But what I'm suggesting is that the periphery government use its own commercial bank in order to pay off maturing bonds held abroad (underline "abroad"). In this case, TARGET2 is a central tool of the whole process. A process that ends up transferring the credit from a private foreign owner (say, Deutsche Bank who was holding the bond before maturity) to the ESCB/ECB.

"Banks in general were doing what you suggest using LTRO funding." (JKH)


But in this case there is a difference in kind. The periphery government seizes the initiative by ordering its commercial bank to "buy" newly-issued T-Bonds and then transfer the corresponding government deposit to pay a maturing bond abroad. Every time there is a debt rollover the government does this. It ceases being passive - and thereby automatically causes a financing flow via ECB to NCB to government-owned commercial bank.

As JKH rightly puts it, I'm proposing "extending… (periphery government) activity in a much more aggressive fashion, using the full balance sheet capacity of a government owned bank".

"However, the fiscal expansion has an adverse effect on trade..." (Ramanan)

Yes, I agree.

Increased government deficits financed via a government-owned commercial bank, the NCB and the ECB (in that sequence) will increase the peripheral country's aggregate demand, which will cause net imports and the current account deficit to increase, because relative prices won't change via currency depreciation - it's a single currency area we're talking about.

This is of course great news from said country's perspective. Its population will benefit from a higher standard of living, courtesy of TARGET2.

And even Germany will benefit (objectively, though probably not subjectively) because it will increase its current account surplus, a "good" thing according to the country's official ideology of mercantilism. Again, this is all possible because of TARGET2.

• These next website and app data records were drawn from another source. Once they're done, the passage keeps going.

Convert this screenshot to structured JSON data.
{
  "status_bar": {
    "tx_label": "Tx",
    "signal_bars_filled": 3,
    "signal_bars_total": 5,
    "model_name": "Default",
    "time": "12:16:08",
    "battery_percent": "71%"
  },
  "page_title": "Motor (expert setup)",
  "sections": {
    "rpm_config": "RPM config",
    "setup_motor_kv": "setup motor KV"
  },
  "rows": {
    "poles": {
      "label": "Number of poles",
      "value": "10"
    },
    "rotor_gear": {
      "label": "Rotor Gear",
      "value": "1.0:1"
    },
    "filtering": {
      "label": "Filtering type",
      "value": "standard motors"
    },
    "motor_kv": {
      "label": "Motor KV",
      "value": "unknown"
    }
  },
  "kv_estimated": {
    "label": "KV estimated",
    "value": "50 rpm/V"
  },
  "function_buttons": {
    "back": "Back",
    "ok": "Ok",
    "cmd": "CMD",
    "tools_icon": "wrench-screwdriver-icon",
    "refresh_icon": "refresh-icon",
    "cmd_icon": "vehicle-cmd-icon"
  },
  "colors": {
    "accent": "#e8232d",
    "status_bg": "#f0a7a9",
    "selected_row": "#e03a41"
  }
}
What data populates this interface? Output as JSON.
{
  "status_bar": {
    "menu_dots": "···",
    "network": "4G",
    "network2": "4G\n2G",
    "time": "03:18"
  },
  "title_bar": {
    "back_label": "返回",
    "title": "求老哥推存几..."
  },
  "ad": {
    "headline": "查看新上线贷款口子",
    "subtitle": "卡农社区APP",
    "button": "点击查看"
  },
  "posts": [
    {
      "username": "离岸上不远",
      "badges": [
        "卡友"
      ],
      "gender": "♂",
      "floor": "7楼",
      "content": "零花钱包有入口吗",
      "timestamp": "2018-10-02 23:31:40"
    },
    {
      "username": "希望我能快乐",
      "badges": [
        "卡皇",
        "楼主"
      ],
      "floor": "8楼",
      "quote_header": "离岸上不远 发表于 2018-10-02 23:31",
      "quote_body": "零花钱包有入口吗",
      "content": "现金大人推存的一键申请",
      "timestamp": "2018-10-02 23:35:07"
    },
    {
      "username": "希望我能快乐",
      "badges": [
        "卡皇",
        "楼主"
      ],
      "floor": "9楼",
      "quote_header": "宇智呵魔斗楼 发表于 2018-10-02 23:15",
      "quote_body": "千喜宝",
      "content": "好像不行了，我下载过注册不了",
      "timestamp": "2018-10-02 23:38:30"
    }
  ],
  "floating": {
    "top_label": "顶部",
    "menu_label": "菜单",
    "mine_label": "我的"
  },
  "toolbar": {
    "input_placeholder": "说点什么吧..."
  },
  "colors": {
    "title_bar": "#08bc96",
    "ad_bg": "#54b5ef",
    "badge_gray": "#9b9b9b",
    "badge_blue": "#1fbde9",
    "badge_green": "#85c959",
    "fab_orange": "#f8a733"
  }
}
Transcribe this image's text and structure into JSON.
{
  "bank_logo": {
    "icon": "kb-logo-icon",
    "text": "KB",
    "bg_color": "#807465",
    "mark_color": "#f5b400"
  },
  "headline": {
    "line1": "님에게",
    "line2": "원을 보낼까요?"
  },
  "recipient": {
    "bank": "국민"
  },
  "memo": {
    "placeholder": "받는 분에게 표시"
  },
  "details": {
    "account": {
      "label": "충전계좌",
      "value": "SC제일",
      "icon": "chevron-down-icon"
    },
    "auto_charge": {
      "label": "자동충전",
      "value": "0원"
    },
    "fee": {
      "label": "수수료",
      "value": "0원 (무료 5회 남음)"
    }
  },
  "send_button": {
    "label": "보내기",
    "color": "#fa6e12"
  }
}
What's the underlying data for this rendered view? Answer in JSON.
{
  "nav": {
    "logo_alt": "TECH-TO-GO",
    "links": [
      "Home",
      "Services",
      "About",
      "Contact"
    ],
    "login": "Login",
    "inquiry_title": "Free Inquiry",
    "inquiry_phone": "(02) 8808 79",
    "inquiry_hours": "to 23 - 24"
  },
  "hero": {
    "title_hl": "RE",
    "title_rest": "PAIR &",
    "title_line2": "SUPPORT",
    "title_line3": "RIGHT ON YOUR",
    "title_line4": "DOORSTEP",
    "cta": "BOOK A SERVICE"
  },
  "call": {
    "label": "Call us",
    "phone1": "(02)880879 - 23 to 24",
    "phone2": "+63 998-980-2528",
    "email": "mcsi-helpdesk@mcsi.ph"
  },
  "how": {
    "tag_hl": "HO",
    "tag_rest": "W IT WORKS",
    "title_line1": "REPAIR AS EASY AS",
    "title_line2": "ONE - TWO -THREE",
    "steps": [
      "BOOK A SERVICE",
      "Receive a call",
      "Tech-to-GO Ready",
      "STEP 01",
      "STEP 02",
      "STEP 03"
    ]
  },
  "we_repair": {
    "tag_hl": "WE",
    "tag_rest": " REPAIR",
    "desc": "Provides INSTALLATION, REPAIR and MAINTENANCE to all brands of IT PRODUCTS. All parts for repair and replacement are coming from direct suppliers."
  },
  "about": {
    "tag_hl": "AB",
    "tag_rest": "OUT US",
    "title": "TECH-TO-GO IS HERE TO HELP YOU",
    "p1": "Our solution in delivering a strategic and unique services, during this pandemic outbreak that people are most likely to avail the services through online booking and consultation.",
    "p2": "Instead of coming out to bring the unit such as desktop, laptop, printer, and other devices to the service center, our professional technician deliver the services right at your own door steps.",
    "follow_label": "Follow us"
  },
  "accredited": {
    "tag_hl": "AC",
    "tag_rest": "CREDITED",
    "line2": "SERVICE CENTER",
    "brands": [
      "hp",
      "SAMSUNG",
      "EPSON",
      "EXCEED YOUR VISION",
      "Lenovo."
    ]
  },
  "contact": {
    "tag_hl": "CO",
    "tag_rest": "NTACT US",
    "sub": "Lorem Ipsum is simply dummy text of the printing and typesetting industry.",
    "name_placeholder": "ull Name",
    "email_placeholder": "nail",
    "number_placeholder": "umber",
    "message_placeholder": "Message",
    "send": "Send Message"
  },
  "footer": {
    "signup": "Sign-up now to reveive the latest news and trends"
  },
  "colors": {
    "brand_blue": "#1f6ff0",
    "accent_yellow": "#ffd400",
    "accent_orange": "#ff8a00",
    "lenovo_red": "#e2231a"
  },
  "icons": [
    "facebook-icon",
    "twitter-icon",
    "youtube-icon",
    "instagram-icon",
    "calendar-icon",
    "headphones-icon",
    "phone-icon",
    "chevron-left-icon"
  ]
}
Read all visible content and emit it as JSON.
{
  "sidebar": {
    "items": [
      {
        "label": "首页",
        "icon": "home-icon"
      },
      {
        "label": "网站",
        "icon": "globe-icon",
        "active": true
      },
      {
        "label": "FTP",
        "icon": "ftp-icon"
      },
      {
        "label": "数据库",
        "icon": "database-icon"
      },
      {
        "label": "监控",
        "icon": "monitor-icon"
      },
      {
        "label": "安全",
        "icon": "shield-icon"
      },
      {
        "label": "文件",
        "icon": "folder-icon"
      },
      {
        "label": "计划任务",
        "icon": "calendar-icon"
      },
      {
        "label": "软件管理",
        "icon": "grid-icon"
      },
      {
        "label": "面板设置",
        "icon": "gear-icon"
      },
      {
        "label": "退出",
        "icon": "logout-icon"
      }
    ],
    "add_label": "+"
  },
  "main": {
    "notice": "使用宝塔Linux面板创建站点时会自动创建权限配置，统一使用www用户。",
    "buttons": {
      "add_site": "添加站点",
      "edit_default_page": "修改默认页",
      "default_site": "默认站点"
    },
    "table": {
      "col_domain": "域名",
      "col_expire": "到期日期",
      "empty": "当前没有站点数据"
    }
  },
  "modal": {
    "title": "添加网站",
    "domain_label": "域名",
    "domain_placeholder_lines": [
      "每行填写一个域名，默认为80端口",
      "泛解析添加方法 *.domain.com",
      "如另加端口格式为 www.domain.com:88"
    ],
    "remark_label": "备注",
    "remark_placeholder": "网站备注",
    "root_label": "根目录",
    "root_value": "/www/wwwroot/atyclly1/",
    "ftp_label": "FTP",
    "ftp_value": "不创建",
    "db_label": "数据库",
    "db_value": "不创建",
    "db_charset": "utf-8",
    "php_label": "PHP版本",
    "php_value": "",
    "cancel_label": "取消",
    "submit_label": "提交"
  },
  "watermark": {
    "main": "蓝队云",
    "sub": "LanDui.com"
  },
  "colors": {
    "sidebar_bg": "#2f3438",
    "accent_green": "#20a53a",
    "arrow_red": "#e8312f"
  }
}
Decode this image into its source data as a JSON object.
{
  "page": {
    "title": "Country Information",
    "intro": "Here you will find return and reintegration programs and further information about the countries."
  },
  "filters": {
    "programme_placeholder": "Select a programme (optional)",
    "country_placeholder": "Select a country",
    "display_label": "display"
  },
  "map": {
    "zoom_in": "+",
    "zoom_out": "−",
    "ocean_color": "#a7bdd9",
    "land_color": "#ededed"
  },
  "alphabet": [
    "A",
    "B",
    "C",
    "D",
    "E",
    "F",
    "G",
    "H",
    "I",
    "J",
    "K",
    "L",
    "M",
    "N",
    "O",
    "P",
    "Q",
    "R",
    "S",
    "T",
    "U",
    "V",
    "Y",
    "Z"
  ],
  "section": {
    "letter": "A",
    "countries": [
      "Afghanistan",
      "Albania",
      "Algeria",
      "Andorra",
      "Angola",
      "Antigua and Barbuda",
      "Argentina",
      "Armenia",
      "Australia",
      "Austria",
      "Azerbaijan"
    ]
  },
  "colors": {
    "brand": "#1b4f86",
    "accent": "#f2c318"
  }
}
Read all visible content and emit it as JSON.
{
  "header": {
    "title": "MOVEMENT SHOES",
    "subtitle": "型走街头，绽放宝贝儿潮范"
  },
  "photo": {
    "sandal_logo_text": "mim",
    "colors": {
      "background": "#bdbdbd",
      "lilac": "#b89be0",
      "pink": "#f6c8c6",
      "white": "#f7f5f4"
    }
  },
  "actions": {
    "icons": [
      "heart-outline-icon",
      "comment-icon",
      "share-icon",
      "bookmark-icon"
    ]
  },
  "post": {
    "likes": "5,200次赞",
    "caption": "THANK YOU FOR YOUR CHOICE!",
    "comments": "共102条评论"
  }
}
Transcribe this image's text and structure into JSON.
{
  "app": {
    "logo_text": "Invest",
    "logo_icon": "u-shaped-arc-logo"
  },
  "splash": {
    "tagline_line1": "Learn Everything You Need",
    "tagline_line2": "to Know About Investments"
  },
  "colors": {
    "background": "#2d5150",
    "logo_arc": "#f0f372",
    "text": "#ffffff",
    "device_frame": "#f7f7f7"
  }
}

In a sense, I'm proposing that TARGET2 really means that the EMU is already a transfer union – or will be, as soon as the periphery governments will it.

No need for treaty changes to achieve that. The governments of the eurozone may freely (OK, almost freely) finance their deficits via the ECB, whether the ECB likes it or not. And this will mean increased current account deficits, again financed via TARGET2.

And, you know: this is a good thing, because a currency union can only survive in the long run if it becomes a transfer union.

So, the full utilization of the TARGET2 mechanism - at the initiative of the periphery governments, currently handicapped by needless austerity - may well introduce a transfer union into the inner workings of the EMU, through the back door of course.

Jose Guilherme said...


"it seems plausible (for short term) and if carried out can be good. However I am not 100% sure if it can work..."

I agree we cannot be 100% sure. Maybe the ECB will react in unpredictable ways; maybe it holds instruments for putting pressure on periphery governments that we do not know about. Maybe.

But in real life we can never be 100% sure of anything. This process seems to be technically robust enough to hold on its own and I think we can agree that the forecast for its success is excellent.

In the case of Portugal, for instance, its government already has a large commercial bank. If it issues bonds that it would "sell" to the bank with a coupon of, say 3% while the secondary markets are pricing old bonds at 9% it would be a good thing. The new bonds will preserve the government from going to the bond markets for financing; and they will be used to pay off foreign creditors.

After a couple of such rounds of refinancing via the government-owned banks the secondary markets would likely start pricing Portuguese bonds at lower yields. Because for all practical purposes they would observe that the Portuguese bonds are now virtually without default risk - after all, the foreign creditors are now being paid smoothly and on time.

Again, this is to be expected. Portugal is regaining monetary sovereignty which means that, in the long run, its T-Bond yields will tend towards yields very close to the ECB rate.

Tom Hickey said...

I think the basic issue is that Germany wants a full union but others don't want to surrender their powers to the EU

Probably more like the basic issue is that Germany wants a full union [on its terms] but others don't want to surrender their powers to the EU [under German control]?